Dataset rows describing interfaces
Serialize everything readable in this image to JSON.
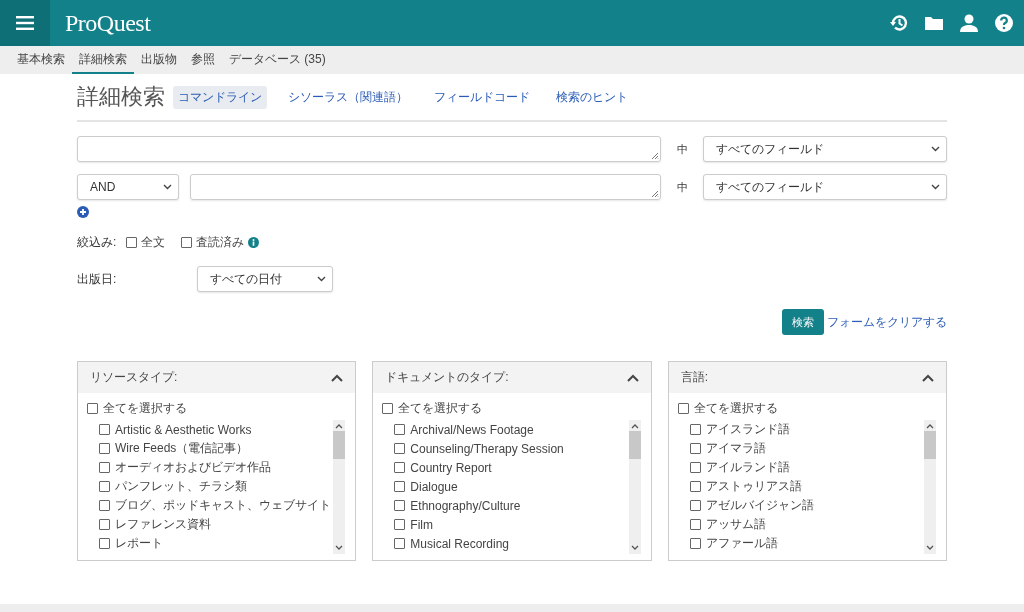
{
  "header": {
    "logo": "ProQuest"
  },
  "nav_tabs": [
    {
      "label": "基本検索",
      "selected": false
    },
    {
      "label": "詳細検索",
      "selected": true
    },
    {
      "label": "出版物",
      "selected": false
    },
    {
      "label": "参照",
      "selected": false
    },
    {
      "label": "データベース (35)",
      "selected": false
    }
  ],
  "page_title": "詳細検索",
  "sub_links": [
    {
      "label": "コマンドライン",
      "selected": true
    },
    {
      "label": "シソーラス（関連語）",
      "selected": false
    },
    {
      "label": "フィールドコード",
      "selected": false
    },
    {
      "label": "検索のヒント",
      "selected": false
    }
  ],
  "search_rows": [
    {
      "field_label": "中",
      "field": "すべてのフィールド"
    },
    {
      "operator": "AND",
      "field_label": "中",
      "field": "すべてのフィールド"
    }
  ],
  "limit": {
    "label": "絞込み:",
    "options": [
      {
        "label": "全文",
        "checked": false,
        "info": false
      },
      {
        "label": "査読済み",
        "checked": false,
        "info": true
      }
    ]
  },
  "publication_date": {
    "label": "出版日:",
    "value": "すべての日付"
  },
  "actions": {
    "search": "検索",
    "clear": "フォームをクリアする"
  },
  "facets": [
    {
      "title": "リソースタイプ:",
      "expanded": true,
      "select_all": {
        "label": "全てを選択する",
        "checked": false
      },
      "items": [
        {
          "label": "Artistic & Aesthetic Works",
          "checked": false
        },
        {
          "label": "Wire Feeds（電信記事）",
          "checked": false
        },
        {
          "label": "オーディオおよびビデオ作品",
          "checked": false
        },
        {
          "label": "パンフレット、チラシ類",
          "checked": false
        },
        {
          "label": "ブログ、ポッドキャスト、ウェブサイト",
          "checked": false
        },
        {
          "label": "レファレンス資料",
          "checked": false
        },
        {
          "label": "レポート",
          "checked": false
        }
      ]
    },
    {
      "title": "ドキュメントのタイプ:",
      "expanded": true,
      "select_all": {
        "label": "全てを選択する",
        "checked": false
      },
      "items": [
        {
          "label": "Archival/News Footage",
          "checked": false
        },
        {
          "label": "Counseling/Therapy Session",
          "checked": false
        },
        {
          "label": "Country Report",
          "checked": false
        },
        {
          "label": "Dialogue",
          "checked": false
        },
        {
          "label": "Ethnography/Culture",
          "checked": false
        },
        {
          "label": "Film",
          "checked": false
        },
        {
          "label": "Musical Recording",
          "checked": false
        }
      ]
    },
    {
      "title": "言語:",
      "expanded": true,
      "select_all": {
        "label": "全てを選択する",
        "checked": false
      },
      "items": [
        {
          "label": "アイスランド語",
          "checked": false
        },
        {
          "label": "アイマラ語",
          "checked": false
        },
        {
          "label": "アイルランド語",
          "checked": false
        },
        {
          "label": "アストゥリアス語",
          "checked": false
        },
        {
          "label": "アゼルバイジャン語",
          "checked": false
        },
        {
          "label": "アッサム語",
          "checked": false
        },
        {
          "label": "アファール語",
          "checked": false
        }
      ]
    }
  ]
}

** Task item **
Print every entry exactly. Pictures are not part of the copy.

** Final answer **
Serialize everything readable in this image to JSON.
{
  "header": {
    "logo": "ProQuest"
  },
  "nav_tabs": [
    {
      "label": "基本検索",
      "selected": false
    },
    {
      "label": "詳細検索",
      "selected": true
    },
    {
      "label": "出版物",
      "selected": false
    },
    {
      "label": "参照",
      "selected": false
    },
    {
      "label": "データベース (35)",
      "selected": false
    }
  ],
  "page_title": "詳細検索",
  "sub_links": [
    {
      "label": "コマンドライン",
      "selected": true
    },
    {
      "label": "シソーラス（関連語）",
      "selected": false
    },
    {
      "label": "フィールドコード",
      "selected": false
    },
    {
      "label": "検索のヒント",
      "selected": false
    }
  ],
  "search_rows": [
    {
      "field_label": "中",
      "field": "すべてのフィールド"
    },
    {
      "operator": "AND",
      "field_label": "中",
      "field": "すべてのフィールド"
    }
  ],
  "limit": {
    "label": "絞込み:",
    "options": [
      {
        "label": "全文",
        "checked": false,
        "info": false
      },
      {
        "label": "査読済み",
        "checked": false,
        "info": true
      }
    ]
  },
  "publication_date": {
    "label": "出版日:",
    "value": "すべての日付"
  },
  "actions": {
    "search": "検索",
    "clear": "フォームをクリアする"
  },
  "facets": [
    {
      "title": "リソースタイプ:",
      "expanded": true,
      "select_all": {
        "label": "全てを選択する",
        "checked": false
      },
      "items": [
        {
          "label": "Artistic & Aesthetic Works",
          "checked": false
        },
        {
          "label": "Wire Feeds（電信記事）",
          "checked": false
        },
        {
          "label": "オーディオおよびビデオ作品",
          "checked": false
        },
        {
          "label": "パンフレット、チラシ類",
          "checked": false
        },
        {
          "label": "ブログ、ポッドキャスト、ウェブサイト",
          "checked": false
        },
        {
          "label": "レファレンス資料",
          "checked": false
        },
        {
          "label": "レポート",
          "checked": false
        }
      ]
    },
    {
      "title": "ドキュメントのタイプ:",
      "expanded": true,
      "select_all": {
        "label": "全てを選択する",
        "checked": false
      },
      "items": [
        {
          "label": "Archival/News Footage",
          "checked": false
        },
        {
          "label": "Counseling/Therapy Session",
          "checked": false
        },
        {
          "label": "Country Report",
          "checked": false
        },
        {
          "label": "Dialogue",
          "checked": false
        },
        {
          "label": "Ethnography/Culture",
          "checked": false
        },
        {
          "label": "Film",
          "checked": false
        },
        {
          "label": "Musical Recording",
          "checked": false
        }
      ]
    },
    {
      "title": "言語:",
      "expanded": true,
      "select_all": {
        "label": "全てを選択する",
        "checked": false
      },
      "items": [
        {
          "label": "アイスランド語",
          "checked": false
        },
        {
          "label": "アイマラ語",
          "checked": false
        },
        {
          "label": "アイルランド語",
          "checked": false
        },
        {
          "label": "アストゥリアス語",
          "checked": false
        },
        {
          "label": "アゼルバイジャン語",
          "checked": false
        },
        {
          "label": "アッサム語",
          "checked": false
        },
        {
          "label": "アファール語",
          "checked": false
        }
      ]
    }
  ]
}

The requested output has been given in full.